It’s not just that Ukrainians don’t want to make concessions and believe in the possibility of victory. Potential changes in Ukrainian politics and society matter too. The Russian invasion has led to a strong consolidation of Ukrainian society, but once the fighting stops, the dam will burst and mutual accusations will pour in. If the war ends in victory, the sharpness of internal struggle could be mitigated, leading to constructive reforms and progressive trends in Ukrainian society. But if Ukraine is forced to make serious concessions, revanchism and witch-hunts may flourish, provoking the rise of the far right and increased domestic chaos. Even if Western support continues, concession will have a negative impact on Ukraine’s defense capabilities.
The temporal dimension of this war is also important: it cannot be simplified to a question of whose side has time. Russia made many serious mistakes at the beginning of the invasion and suffered serious losses, while Ukraine was able to secure enormous international support. But circumstances could change—for example, if a Republican wins the U.S. presidential election. There is no guarantee that if Ukraine were to conclude a ceasefire with Russia now, the war would not resume in less favorable circumstances sometime later.
Ukrainians can’t afford the luxury of neglecting such risks. If we don’t try to get the maximum now, before circumstances may shift to less favorable ones, we may have to pay a much higher price in the future.
Any realistic discussion of a diplomatic settlement must take into account the fact that Ukraine will not make territorial concessions. Even if Zelensky were to agree to concessions, the Constitution of Ukraine requires that any treaty on changing territory must be approved by an all-nation referendum. Such a treaty could thus be rejected even after it’s ratified by parliament. But this does not mean that one should unequivocally support the goals of the Ukrainian government, or that one should accept the prospect of a protracted war if events develop according to pessimistic forecasts.
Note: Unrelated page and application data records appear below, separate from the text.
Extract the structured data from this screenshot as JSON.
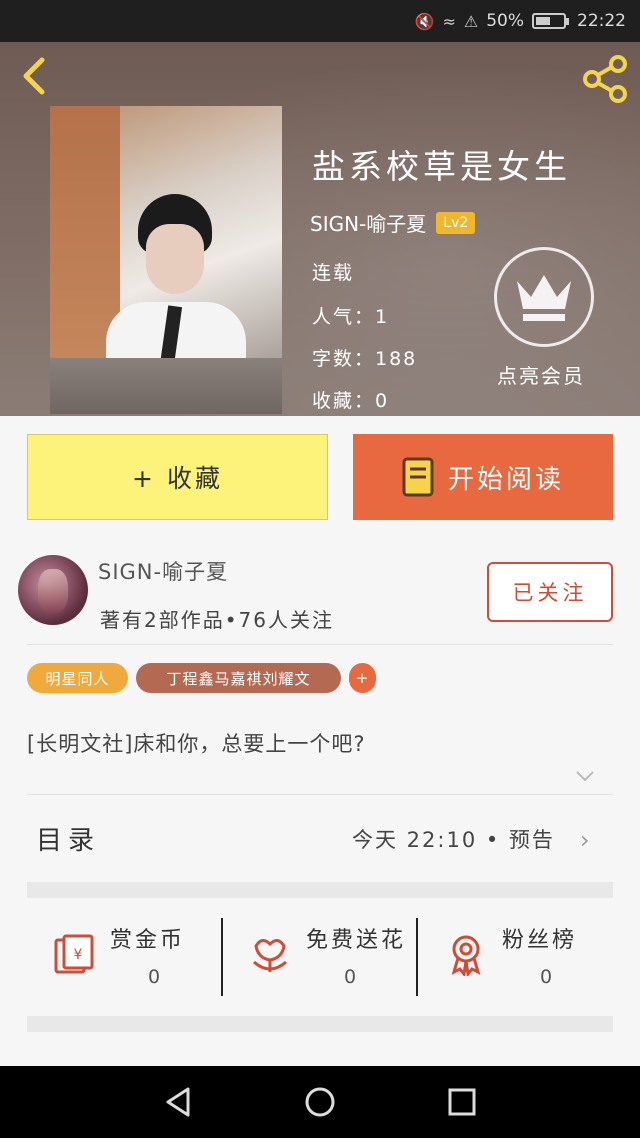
{
  "status_bar": {
    "battery_percent": "50%",
    "time": "22:22"
  },
  "book": {
    "title": "盐系校草是女生",
    "author": "SIGN-喻子夏",
    "level": "Lv2",
    "status": "连载",
    "popularity_label": "人气：1",
    "word_count_label": "字数：188",
    "collect_count_label": "收藏：0"
  },
  "vip": {
    "label": "点亮会员"
  },
  "actions": {
    "collect_label": "+ 收藏",
    "read_label": "开始阅读"
  },
  "author_card": {
    "name": "SIGN-喻子夏",
    "stats": "著有2部作品•76人关注",
    "follow_label": "已关注"
  },
  "tags": {
    "star": "明星同人",
    "ship": "丁程鑫马嘉祺刘耀文",
    "add": "+"
  },
  "synopsis": "[长明文社]床和你，总要上一个吧?",
  "toc": {
    "label": "目录",
    "info": "今天 22:10 • 预告"
  },
  "stats": [
    {
      "label": "赏金币",
      "value": "0",
      "icon": "red-envelope-icon"
    },
    {
      "label": "免费送花",
      "value": "0",
      "icon": "flower-icon"
    },
    {
      "label": "粉丝榜",
      "value": "0",
      "icon": "medal-icon"
    }
  ],
  "colors": {
    "accent_orange": "#e8683f",
    "collect_yellow": "#fdf27a",
    "follow_red": "#d14b35",
    "level_gold": "#f0b72d",
    "back_yellow": "#f2d54a"
  },
  "nav": {
    "back_icon": "triangle-back-icon",
    "home_icon": "circle-home-icon",
    "recents_icon": "square-recents-icon"
  }
}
One of the main problems with discussions about Crimea is that the two main options being discussed are military de-occupation—that is, expulsion of Russia by military means—or recognition of Russian annexation. But even if we ignore the complexity and risk of a military operation, there is the problem of the pro-Russian attitudes of a large part of the local population. On the other hand, just leaving the illegally annexed peninsula, which Russia turned into one large military base and then used for a full-scale invasion of Ukraine, is also wrong.
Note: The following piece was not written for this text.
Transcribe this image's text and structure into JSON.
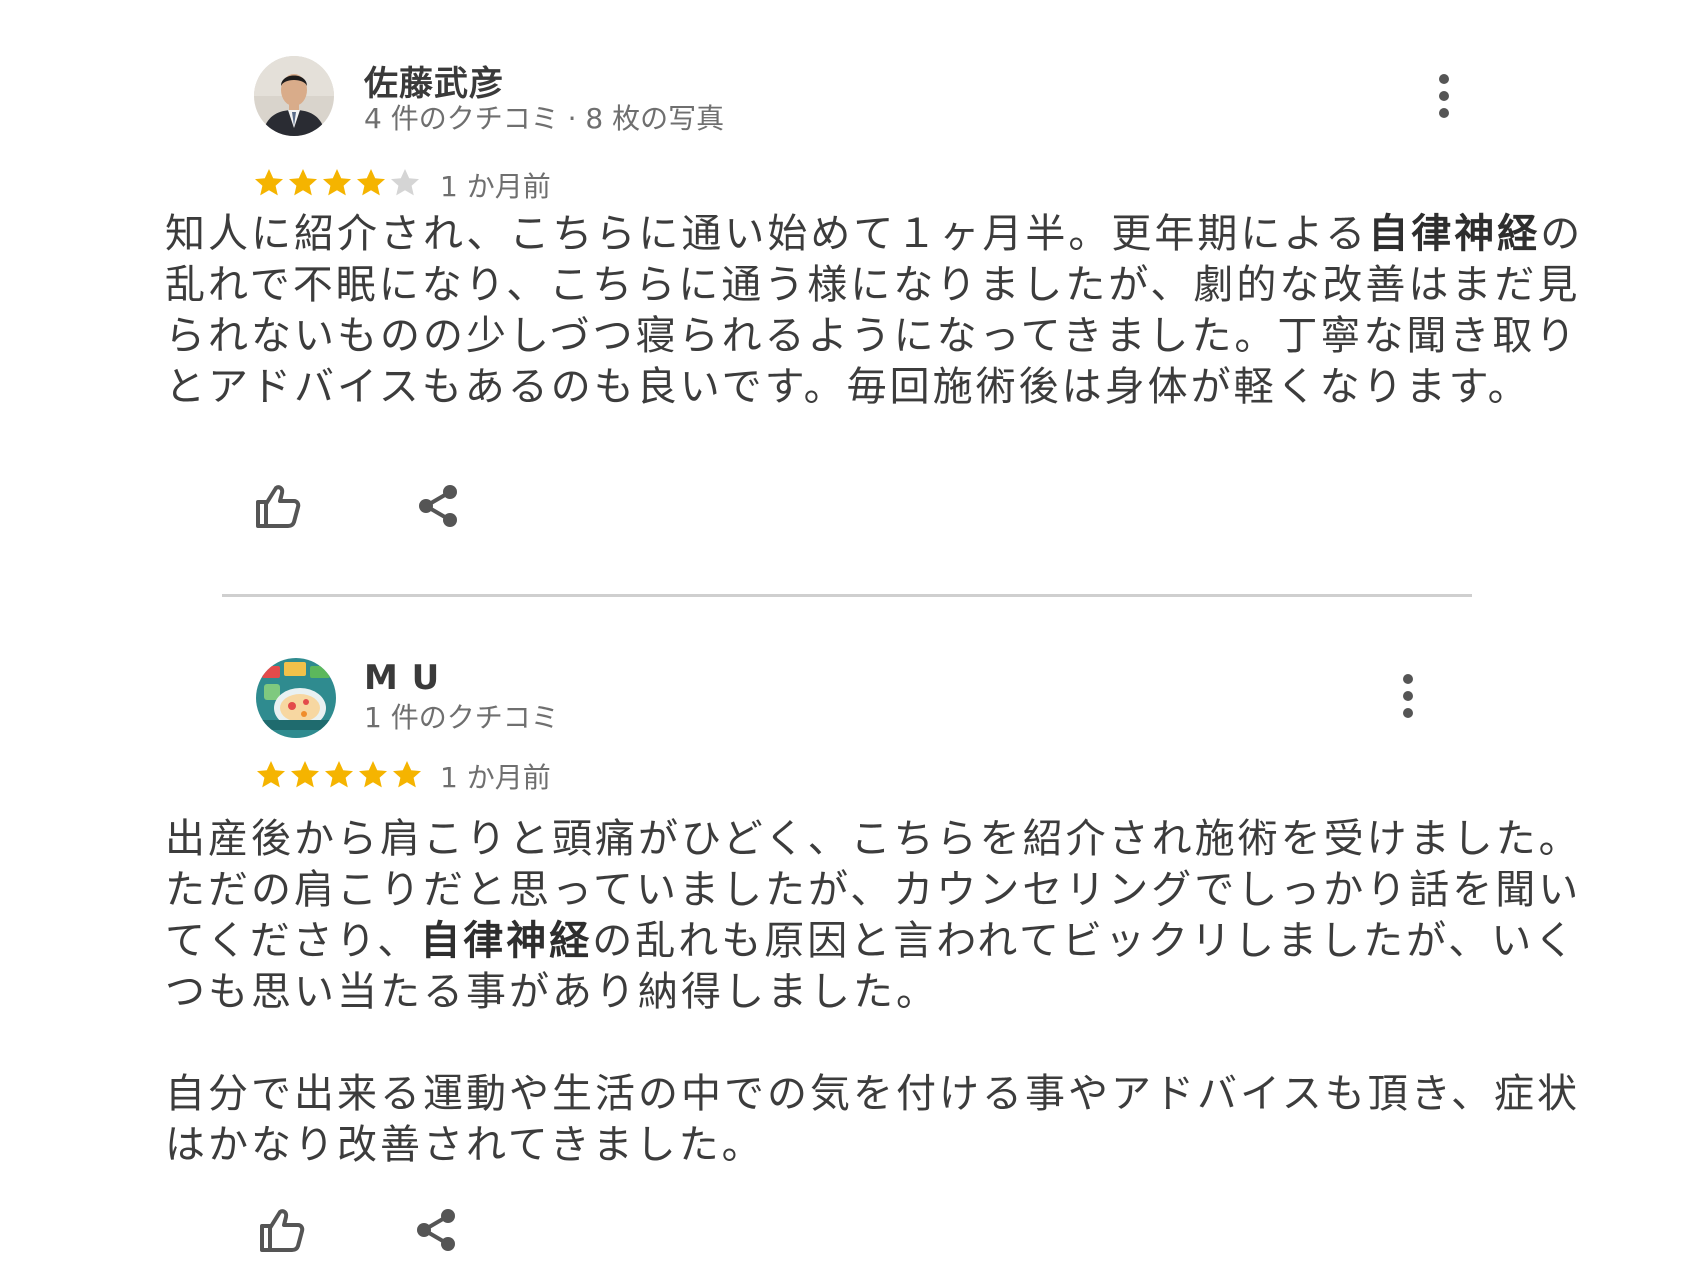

What is really needed is discussion of how to force Russia to vacate the annexed territories by non-military means, as well as how to ensure respect for human rights in the territories occupied in 2014. One solution would be to temporarily deploy UN peacekeepers to Crimea and Donbas. Of course, Putin will not agree to this, and even a post-Putin government would likely agree to it only under strong pressure. On the one hand, if Russia is expelled, peacekeepers could be a soft capitulation to Russia. On the other hand, if the Ukrainian counteroffensive this year is less successful than Kyiv would like, a ceasefire will be necessary at some point. In this case, UN peacekeepers can also come in handy—not on the de-occupied territory, but on the demarcation line. But it’s important that this should entail not the recognition of annexed territory but rather the transfer of the confrontation over this issue to the diplomatic plane. That will, in fact, mean postponing its resolution until the fall of Putin’s regime.